TAOS, NM – Jan. 6, 2022 —Fire managers on the Carson National Forest are preparing to strategically implement prescribed burns across the forest to reduce hazardous fuels in advance of warmer, drier weather.
Prescribed fire is part of a science-based framework for managing forests to reduce the risk of severe wildfire and allow less intense fire to play its natural role in a frequent-fire ecosystem. Fuel treatments, such as prescribed burns, are an effective way to slow wildfires and moderate fire behavior.
The decision to implement a specific prescribed burn depends on multiple conditions and parameters; including the national wildland fire preparedness level and resource availability, fuel moisture levels, air quality, smoke dispersal, and forecast weather and winds. Fire managers consider smoke impacts to communities before making a final decision to implement a prescribed fire.
Each prescribed fire is designed to accomplish specific objectives and is managed with firefighter and public safety as the highest priority.
The projects under consideration between now and the end of May are:
- 80 acres, Tio North pile burn in Tres Piedras, New Mexico.
- 177 acres, Willow pile burn in Tres Piedras, New Mexico.
- 113 acres, El Rito Canyon thinning burn in El Rito, New Mexico.
- 120 acres, Kiowa-San Cristobal slash burn, located south of Forest Road 7 and south of San Cristobal, NM.
Smoke may be visible in surrounding areas during and after ignitions.

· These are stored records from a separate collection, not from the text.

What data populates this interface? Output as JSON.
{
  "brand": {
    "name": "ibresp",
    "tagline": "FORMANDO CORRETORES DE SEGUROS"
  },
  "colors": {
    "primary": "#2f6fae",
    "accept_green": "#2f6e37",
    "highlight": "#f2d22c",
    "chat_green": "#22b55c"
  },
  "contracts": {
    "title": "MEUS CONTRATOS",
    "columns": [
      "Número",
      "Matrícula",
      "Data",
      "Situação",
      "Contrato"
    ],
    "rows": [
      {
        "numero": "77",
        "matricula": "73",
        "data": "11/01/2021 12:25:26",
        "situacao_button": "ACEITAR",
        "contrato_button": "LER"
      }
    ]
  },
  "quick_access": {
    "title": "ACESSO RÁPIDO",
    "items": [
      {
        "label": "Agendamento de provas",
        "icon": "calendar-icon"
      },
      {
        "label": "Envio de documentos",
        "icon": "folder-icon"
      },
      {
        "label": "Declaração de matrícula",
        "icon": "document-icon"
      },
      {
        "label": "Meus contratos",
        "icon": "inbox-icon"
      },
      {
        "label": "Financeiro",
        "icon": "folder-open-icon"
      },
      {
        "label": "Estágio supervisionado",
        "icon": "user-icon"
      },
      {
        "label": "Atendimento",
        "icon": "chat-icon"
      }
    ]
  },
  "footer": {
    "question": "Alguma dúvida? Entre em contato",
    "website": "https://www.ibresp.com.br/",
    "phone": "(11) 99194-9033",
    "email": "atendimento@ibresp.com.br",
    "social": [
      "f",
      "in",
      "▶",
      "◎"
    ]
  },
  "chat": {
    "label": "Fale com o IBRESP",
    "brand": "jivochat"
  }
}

The Carson National Forest manages prescribed fires in compliance with New Mexico state regulations on air quality and smoke management. Smoke-sensitive individuals and people with respiratory problems or heart disease are encouraged to take precautionary measures. Information on air quality and protecting your health can be found online at the New Mexico Department of Health (NMDOH) Environmental Public Health Tracking (EPHT) website.